Maria Hlad

Image accompanying MP3 audio clip: Maria 1 ( KB)

Maria 1

Maria jokes about her first impressions of Gloucester station and describes her first job in a nursing home in Malvern.

Image accompanying MP3 audio clip: Maria 2 ( KB)

Maria 2

Maria talks about how much she loves her house and garden (pictured), attending the Ukrainian Club, and working at Coney Hill hospital for 10 years.

Maria 3

Maria recalls getting lost on the way back from working at Coney Hill hospital and having to ask policeman for directions.

Image accompanying MP3 audio clip: Maria 4 ( KB)

Maria 4

Maria describes the traditional Ukrainian bandura harps that her husband made by hand. Each bandura could take him a year to make. He was the only person in England who could make them.

Image accompanying MP3 audio clip: Maria 5 ( KB)

Maria 5

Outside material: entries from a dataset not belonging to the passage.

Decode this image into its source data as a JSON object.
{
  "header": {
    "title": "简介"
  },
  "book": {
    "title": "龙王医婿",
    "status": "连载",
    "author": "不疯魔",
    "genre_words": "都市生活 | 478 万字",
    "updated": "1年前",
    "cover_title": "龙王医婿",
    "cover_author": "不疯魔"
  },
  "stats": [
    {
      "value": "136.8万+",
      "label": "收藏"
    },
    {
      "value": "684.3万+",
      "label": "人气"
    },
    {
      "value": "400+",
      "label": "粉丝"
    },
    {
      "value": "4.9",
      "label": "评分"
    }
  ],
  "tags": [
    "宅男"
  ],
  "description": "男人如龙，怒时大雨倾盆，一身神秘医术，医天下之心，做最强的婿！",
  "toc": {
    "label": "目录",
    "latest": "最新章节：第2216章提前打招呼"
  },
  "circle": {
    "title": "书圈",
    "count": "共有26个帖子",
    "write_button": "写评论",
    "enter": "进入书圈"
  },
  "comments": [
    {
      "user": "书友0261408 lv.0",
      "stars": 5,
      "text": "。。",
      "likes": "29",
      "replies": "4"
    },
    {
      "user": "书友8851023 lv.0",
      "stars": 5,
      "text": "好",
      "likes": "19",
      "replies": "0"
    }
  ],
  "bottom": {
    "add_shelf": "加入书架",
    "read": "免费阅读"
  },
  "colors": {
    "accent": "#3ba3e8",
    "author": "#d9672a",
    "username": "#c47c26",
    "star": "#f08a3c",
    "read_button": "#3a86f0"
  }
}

Maria talks more about her husband, Mr Hlad (pictured with bandura), and learning about each other's language and culture.

Maria 6

Maria describes the best times at the Ukrainian Club on Midland Road.

Image accompanying MP3 audio clip: Maria 7 ( KB)

Maria 7

Maria explains why she enjoys living in Gloucester and the opportunities it has given her grandchildren.

From Naples to Gloucester in the 1950s

By Ollie Taylor

Maria arrived in Gloucester from Naples in 1950s.  Initially she went to work in Malvern in a nursing home looking after elderly relatives when their carers would go on holiday.  She knew no one when she moved there, but got to know people through work.  She can remember all the English and Italian girls mixing and working well together.

Maria moved to Conduit Street and worked at Coney Hill hospital as an orderly for ten years.  In the third clip she remembers getting lost on the way back from work and having to ask a policeman for directions!

Ukrainian culture and the bandura harp

During this time she moved to Painswick Road.  In the garage of this house, her husband would make the traditional Ukrainian instrument called the bandura (pictured above clip 4).  The bandura is a stringed instrument, like a harp.

Mr Hlad was a real craftsman and made each instrument by hand. Maria says that it could take him a year to make each beautiful instrument.  His instruments were highly prized and he was the only man in England who made the instrument at the time.  He sold many of them to customers in America.

Maria recalls getting to know her husband and learning about each other and each other’s language and culture.  Maria would teach him her Italian language and culture and he taught her his Ukrainian language and culture.

Maria describes the dances they would attend at the Ukrainian Club on Midland Road on a Saturday night, and that the bandura would be played while people danced.  However, these days she says that younger people don’t know how to play the bandura so they aren’t used at the dances anymore.

In the final clip, Maria talks about enjoying living in Gloucester and the educational opportunities there for her grandchildren.   All her grandchildren can speak English, Italian, and Ukrainian.

The picture accompanying the final clip shows Maria in the garden she loves so much.  The wall of her garage has been decorated by her grandchildren with their handprints.  Here she adds her own!

This page was added by Ollie Taylor on 25/02/2012.